    What were your observations for the Christmas week regarding FP+? Do you yet know if Plus and paper can be used conjointly? Thanks!

    • The FastPass+ testing took place on December 14-15. I was also at WDW over Christmas and was able to use the RFID room keys and the Tap to Pay Feature, but not FP+ because that was not available to any guests at the end of December.

      Over Christmas, and continuing, guests with their park tickets on their room keys could also enter the parks using the no-turnstile entry. I could not do that because I am an annual pass holder.

      There is no official word about whether both FP and FP+ will be available simultaneously in the long run.

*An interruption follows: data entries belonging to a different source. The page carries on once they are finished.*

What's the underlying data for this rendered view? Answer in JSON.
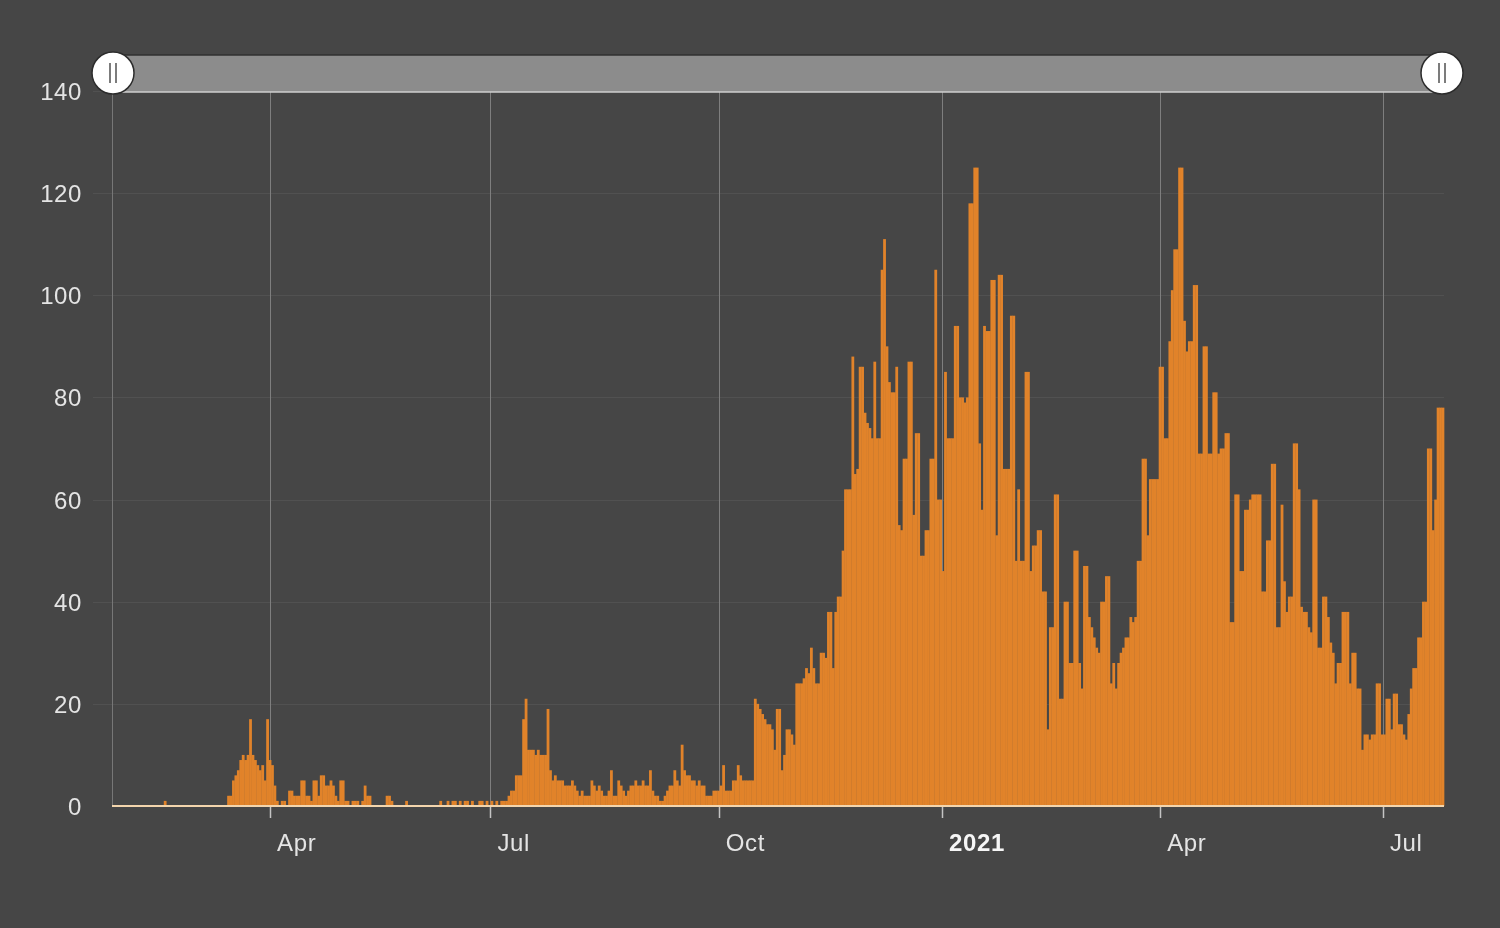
{
  "range_slider": {
    "handles": [
      {
        "level": 0
      },
      {
        "level": 1
      }
    ]
  },
  "chart": {
    "x_tick_labels": [
      {
        "bold": false
      },
      {
        "bold": false
      },
      {
        "bold": false
      },
      {
        "bold": true
      },
      {
        "bold": false
      },
      {
        "bold": false
      }
    ],
    "chart_data": {
      "type": "bar",
      "grid": true,
      "ylim": [
        0,
        140
      ],
      "yticks": [
        0,
        20,
        40,
        60,
        80,
        100,
        120,
        140
      ],
      "categories": [
        null,
        null,
        null,
        null,
        null,
        null,
        null,
        null,
        null,
        null,
        null,
        null,
        null,
        null,
        null,
        null,
        null,
        null,
        null,
        null,
        null,
        null,
        null,
        null,
        null,
        null,
        null,
        null,
        null,
        null,
        null,
        null,
        null,
        null,
        null,
        null,
        null,
        null,
        null,
        null,
        null,
        null,
        null,
        null,
        null,
        null,
        null,
        null,
        null,
        null,
        null,
        null,
        null,
        null,
        null,
        null,
        null,
        null,
        null,
        null,
        null,
        null,
        null,
        null,
        null,
        null,
        null,
        null,
        null,
        null,
        null,
        null,
        null,
        null,
        "Apr",
        null,
        null,
        null,
        null,
        null,
        null,
        null,
        null,
        null,
        null,
        null,
        null,
        null,
        null,
        null,
        null,
        null,
        null,
        null,
        null,
        null,
        null,
        null,
        null,
        null,
        null,
        null,
        null,
        null,
        null,
        null,
        null,
        null,
        null,
        null,
        null,
        null,
        null,
        null,
        null,
        null,
        null,
        null,
        null,
        null,
        null,
        null,
        null,
        null,
        null,
        null,
        null,
        null,
        null,
        null,
        null,
        null,
        null,
        null,
        null,
        null,
        null,
        null,
        null,
        null,
        null,
        null,
        null,
        null,
        null,
        null,
        null,
        null,
        null,
        null,
        null,
        null,
        null,
        null,
        null,
        null,
        null,
        null,
        null,
        null,
        null,
        null,
        null,
        "Jul",
        null,
        null,
        null,
        null,
        null,
        null,
        null,
        null,
        null,
        null,
        null,
        null,
        null,
        null,
        null,
        null,
        null,
        null,
        null,
        null,
        null,
        null,
        null,
        null,
        null,
        null,
        null,
        null,
        null,
        null,
        null,
        null,
        null,
        null,
        null,
        null,
        null,
        null,
        null,
        null,
        null,
        null,
        null,
        null,
        null,
        null,
        null,
        null,
        null,
        null,
        null,
        null,
        null,
        null,
        null,
        null,
        null,
        null,
        null,
        null,
        null,
        null,
        null,
        null,
        null,
        null,
        null,
        null,
        null,
        null,
        null,
        null,
        null,
        null,
        null,
        null,
        null,
        null,
        null,
        null,
        null,
        null,
        null,
        null,
        null,
        null,
        null,
        null,
        null,
        null,
        null,
        null,
        null,
        null,
        "Oct",
        null,
        null,
        null,
        null,
        null,
        null,
        null,
        null,
        null,
        null,
        null,
        null,
        null,
        null,
        null,
        null,
        null,
        null,
        null,
        null,
        null,
        null,
        null,
        null,
        null,
        null,
        null,
        null,
        null,
        null,
        null,
        null,
        null,
        null,
        null,
        null,
        null,
        null,
        null,
        null,
        null,
        null,
        null,
        null,
        null,
        null,
        null,
        null,
        null,
        null,
        null,
        null,
        null,
        null,
        null,
        null,
        null,
        null,
        null,
        null,
        null,
        null,
        null,
        null,
        null,
        null,
        null,
        null,
        null,
        null,
        null,
        null,
        null,
        null,
        null,
        null,
        null,
        null,
        null,
        null,
        null,
        null,
        null,
        null,
        null,
        null,
        null,
        null,
        null,
        null,
        null,
        null,
        null,
        null,
        "2021",
        null,
        null,
        null,
        null,
        null,
        null,
        null,
        null,
        null,
        null,
        null,
        null,
        null,
        null,
        null,
        null,
        null,
        null,
        null,
        null,
        null,
        null,
        null,
        null,
        null,
        null,
        null,
        null,
        null,
        null,
        null,
        null,
        null,
        null,
        null,
        null,
        null,
        null,
        null,
        null,
        null,
        null,
        null,
        null,
        null,
        null,
        null,
        null,
        null,
        null,
        null,
        null,
        null,
        null,
        null,
        null,
        null,
        null,
        null,
        null,
        null,
        null,
        null,
        null,
        null,
        null,
        null,
        null,
        null,
        null,
        null,
        null,
        null,
        null,
        null,
        null,
        null,
        null,
        null,
        null,
        null,
        null,
        null,
        null,
        null,
        "Apr",
        null,
        null,
        null,
        null,
        null,
        null,
        null,
        null,
        null,
        null,
        null,
        null,
        null,
        null,
        null,
        null,
        null,
        null,
        null,
        null,
        null,
        null,
        null,
        null,
        null,
        null,
        null,
        null,
        null,
        null,
        null,
        null,
        null,
        null,
        null,
        null,
        null,
        null,
        null,
        null,
        null,
        null,
        null,
        null,
        null,
        null,
        null,
        null,
        null,
        null,
        null,
        null,
        null,
        null,
        null,
        null,
        null,
        null,
        null,
        null,
        null,
        null,
        null,
        null,
        null,
        null,
        null,
        null,
        null,
        null,
        null,
        null,
        null,
        null,
        null,
        null,
        null,
        null,
        null,
        null,
        null,
        null,
        null,
        null,
        null,
        null,
        null,
        null,
        null,
        "Jul",
        null,
        null,
        null,
        null,
        null,
        null,
        null,
        null,
        null,
        null,
        null,
        null,
        null,
        null,
        null
      ],
      "series": [
        {
          "color": "#e1832a",
          "values": [
            0,
            0,
            0,
            0,
            0,
            0,
            0,
            0,
            0,
            0,
            0,
            0,
            0,
            0,
            0,
            0,
            0,
            0,
            0,
            0,
            1,
            0,
            0,
            0,
            0,
            0,
            0,
            0,
            0,
            0,
            0,
            0,
            0,
            0,
            0,
            0,
            0,
            0,
            0,
            0,
            0,
            0,
            0,
            0,
            0,
            0,
            2,
            2,
            5,
            6,
            7,
            9,
            10,
            9,
            10,
            17,
            10,
            9,
            8,
            7,
            8,
            5,
            17,
            9,
            8,
            4,
            1,
            0,
            1,
            1,
            0,
            3,
            3,
            2,
            2,
            2,
            5,
            5,
            2,
            2,
            1,
            5,
            5,
            2,
            6,
            6,
            4,
            4,
            5,
            4,
            2,
            1,
            5,
            5,
            1,
            1,
            0,
            1,
            1,
            1,
            0,
            1,
            4,
            2,
            2,
            0,
            0,
            0,
            0,
            0,
            0,
            2,
            2,
            1,
            0,
            0,
            0,
            0,
            0,
            1,
            0,
            0,
            0,
            0,
            0,
            0,
            0,
            0,
            0,
            0,
            0,
            0,
            0,
            1,
            0,
            0,
            1,
            0,
            1,
            1,
            0,
            1,
            0,
            1,
            1,
            0,
            1,
            0,
            0,
            1,
            1,
            0,
            1,
            0,
            1,
            0,
            1,
            0,
            1,
            1,
            1,
            2,
            3,
            3,
            6,
            6,
            6,
            17,
            21,
            11,
            11,
            11,
            10,
            11,
            10,
            10,
            10,
            19,
            7,
            5,
            6,
            5,
            5,
            5,
            4,
            4,
            4,
            5,
            4,
            3,
            2,
            3,
            2,
            2,
            2,
            5,
            4,
            3,
            4,
            3,
            2,
            2,
            3,
            7,
            2,
            2,
            5,
            4,
            3,
            2,
            3,
            4,
            4,
            5,
            4,
            4,
            5,
            4,
            4,
            7,
            3,
            2,
            2,
            1,
            1,
            2,
            3,
            4,
            4,
            7,
            5,
            4,
            12,
            7,
            6,
            6,
            5,
            5,
            4,
            5,
            4,
            4,
            2,
            2,
            2,
            3,
            3,
            3,
            4,
            8,
            3,
            3,
            3,
            5,
            5,
            8,
            6,
            5,
            5,
            5,
            5,
            5,
            21,
            20,
            19,
            18,
            17,
            16,
            16,
            15,
            11,
            19,
            19,
            7,
            10,
            15,
            15,
            14,
            12,
            24,
            24,
            24,
            25,
            27,
            26,
            31,
            27,
            24,
            24,
            30,
            30,
            29,
            38,
            38,
            27,
            38,
            41,
            41,
            50,
            62,
            62,
            62,
            88,
            65,
            66,
            86,
            86,
            77,
            75,
            74,
            72,
            87,
            72,
            72,
            105,
            111,
            90,
            83,
            81,
            81,
            86,
            55,
            54,
            68,
            68,
            87,
            87,
            57,
            73,
            73,
            49,
            49,
            54,
            54,
            68,
            68,
            105,
            60,
            60,
            46,
            85,
            72,
            72,
            72,
            94,
            94,
            80,
            80,
            79,
            80,
            118,
            118,
            125,
            125,
            71,
            58,
            94,
            93,
            93,
            103,
            103,
            53,
            104,
            104,
            66,
            66,
            66,
            96,
            96,
            48,
            62,
            48,
            48,
            85,
            85,
            46,
            51,
            51,
            54,
            54,
            42,
            42,
            15,
            35,
            35,
            61,
            61,
            21,
            21,
            40,
            40,
            28,
            28,
            50,
            50,
            28,
            23,
            47,
            47,
            37,
            35,
            33,
            31,
            30,
            40,
            40,
            45,
            45,
            24,
            28,
            23,
            28,
            30,
            31,
            33,
            33,
            37,
            36,
            37,
            48,
            48,
            68,
            68,
            53,
            64,
            64,
            64,
            64,
            86,
            86,
            72,
            72,
            91,
            101,
            109,
            109,
            125,
            125,
            95,
            89,
            91,
            91,
            102,
            102,
            69,
            69,
            90,
            90,
            69,
            69,
            81,
            81,
            69,
            70,
            70,
            73,
            73,
            36,
            36,
            61,
            61,
            46,
            46,
            58,
            58,
            60,
            61,
            61,
            61,
            61,
            42,
            42,
            52,
            52,
            67,
            67,
            35,
            35,
            59,
            44,
            38,
            41,
            41,
            71,
            71,
            62,
            39,
            38,
            38,
            35,
            34,
            60,
            60,
            31,
            31,
            41,
            41,
            37,
            32,
            30,
            24,
            28,
            28,
            38,
            38,
            38,
            24,
            30,
            30,
            23,
            23,
            11,
            14,
            14,
            13,
            14,
            14,
            24,
            24,
            14,
            14,
            21,
            21,
            15,
            22,
            22,
            16,
            16,
            14,
            13,
            18,
            23,
            27,
            27,
            33,
            33,
            40,
            40,
            70,
            70,
            54,
            60,
            78,
            78,
            78
          ]
        }
      ]
    }
  }
}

My personal guess is yes, but that’s really just a guess.

  • My planner personality couldn’t be more excited about the roll out of Fastpass+. We are going in May as a family of 13 and we’ve pre-planned our meals, pool days, sleep-in days, late nights and even some time with a Disney Photographer. It would be amazing to plan for fast passes as well…with different aged kids it makes it difficult to run to the other side of the park to get fastpasses. As an Annual Passholder and DVC Member this will make our vacations SO much more family oriented and less stressful…I can see us now being able to enjoy some more family time and strolls at the parks. YIPPEE!!